A Qualified Domestic Relations Order is a specialized court order created and enforced in divorces, where retirement assets such as 403(b) and other annuity assets are involved. Without the QDRO, tax implications exist for both parties. Not going through proper QDRO protocol is no excuse in family court, and judges may react unfavorably to the party who acts in haste.
Annuities are given tax-deferred benefits by the Internal Revenue Service. The QDRO allows you to split the annuity and keep the tax deferral. You don't pay either taxes or penalties in the split, and your ex maintains the advantage of continuing tax-deferred growth. Without a QDRO, the owner of the annuity must take a distribution and pay the appropriate taxes and penalties. The recipient can take the distributed assets, but won't be able to roll them into a qualified plan such as an employer's 401(k) or 403(b) plan. The funds lose any qualified status they had while held under a qualified annuity. Non-qualified annuities don't have the same ramification to the recipient, but the party making the distribution is still responsible for taxes.
QDRO and Divorce

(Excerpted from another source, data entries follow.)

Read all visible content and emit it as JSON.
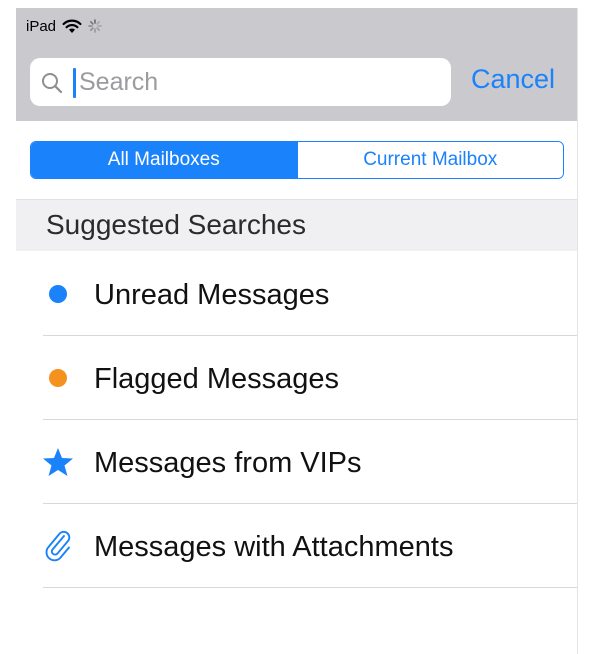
{
  "status_bar": {
    "carrier": "iPad",
    "wifi_icon": "wifi-icon",
    "activity_icon": "activity-spinner-icon"
  },
  "search": {
    "placeholder": "Search",
    "value": "",
    "icon": "search-icon",
    "cancel_label": "Cancel"
  },
  "scope": {
    "options": [
      "All Mailboxes",
      "Current Mailbox"
    ],
    "selected": "All Mailboxes"
  },
  "suggested": {
    "header": "Suggested Searches",
    "items": [
      {
        "label": "Unread Messages",
        "icon": "unread-dot-icon",
        "color": "#1a82fb"
      },
      {
        "label": "Flagged Messages",
        "icon": "flag-dot-icon",
        "color": "#f5911e"
      },
      {
        "label": "Messages from VIPs",
        "icon": "star-icon",
        "color": "#1a82fb"
      },
      {
        "label": "Messages with Attachments",
        "icon": "paperclip-icon",
        "color": "#1a82fb"
      }
    ]
  },
  "colors": {
    "accent": "#1a82fb",
    "header_bg": "#c9c9ce",
    "section_bg": "#f0f0f2"
  }
}
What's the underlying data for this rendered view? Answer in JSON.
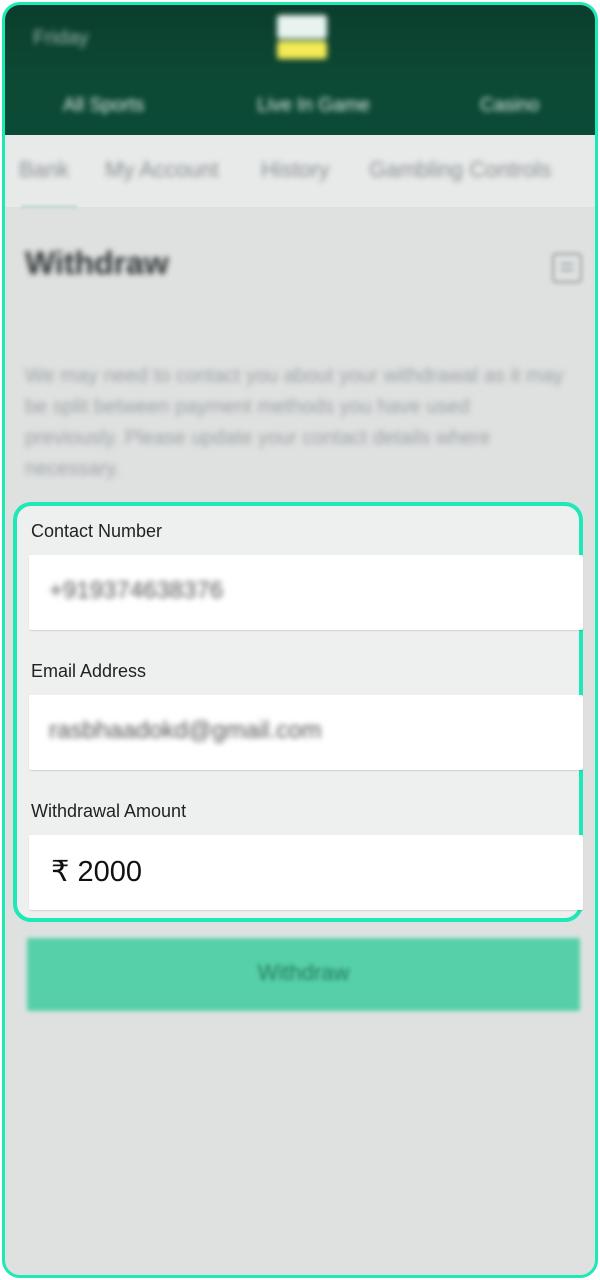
{
  "header": {
    "left_label": "Friday",
    "logo_icon": "brand-logo-icon",
    "nav": [
      "All Sports",
      "Live In Game",
      "Casino"
    ]
  },
  "subtabs": [
    "Bank",
    "My Account",
    "History",
    "Gambling Controls"
  ],
  "page": {
    "title": "Withdraw",
    "info": "We may need to contact you about your withdrawal as it may be split between payment methods you have used previously. Please update your contact details where necessary."
  },
  "form": {
    "contact_label": "Contact Number",
    "contact_value": "+919374638376",
    "email_label": "Email Address",
    "email_value": "rasbhaadokd@gmail.com",
    "amount_label": "Withdrawal Amount",
    "currency_symbol": "₹",
    "amount_value": "2000"
  },
  "withdraw_button": "Withdraw",
  "colors": {
    "highlight": "#1de9b6",
    "header": "#0c4a36",
    "button": "#55d0a8"
  }
}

The QDRO is part of the overall financial negotiation process two parties go through in a divorce. All assets and debts are listed, as well as income resources. The parties or the courts decide how assets are split between the two. Since qualified and non-qualified assets are considered part of the marital estate and valuable to both parties in preparing for retirement, they are split as well.
Determining the QDRO
When the courts determine the financial split, the amount of the retirement annuity is included either as a dollar value or as a percentage. The owner of the annuity will need to roll that value into a new annuity opened by the ex-spouse receiving the portion of the asset. Before the funds are transferred, the ex-spouse must open a rollover or transfer QDRO annuity. All information from both accounts is incorporated into the QDRO, stating how much is coming from annuity A and going into annuity B. Account numbers and contact information are also included. The QDRO becomes a court order; both annuity companies get a copy of the QDRO with all pertinent transfer papers.
Family court judges look at actions as possible ways of retaliation to an ex-spouse. If you own an annuity and want a quick divorce, it might seem simple enough to take a distribution from your annuity and give it to your ex. The distribution might be the required amount; it might even be more. If the annuity is a qualified plan, all distributions are added to your income. If you aren't yet 59 1/2 years old, there is an additional 10 percent penalty. Judges might not allow you to split the tax bill with your ex, and may order further distribution of qualified funds in a QDRO to allow for retirement growth. Other issues the judge might need to rule on could become tainted by this costly mistake.
With more than 15 years of professional writing experience, Kimberlee finds it fun to take technical mumbo-jumbo and make it fun! Her first career was in financial services and insurance.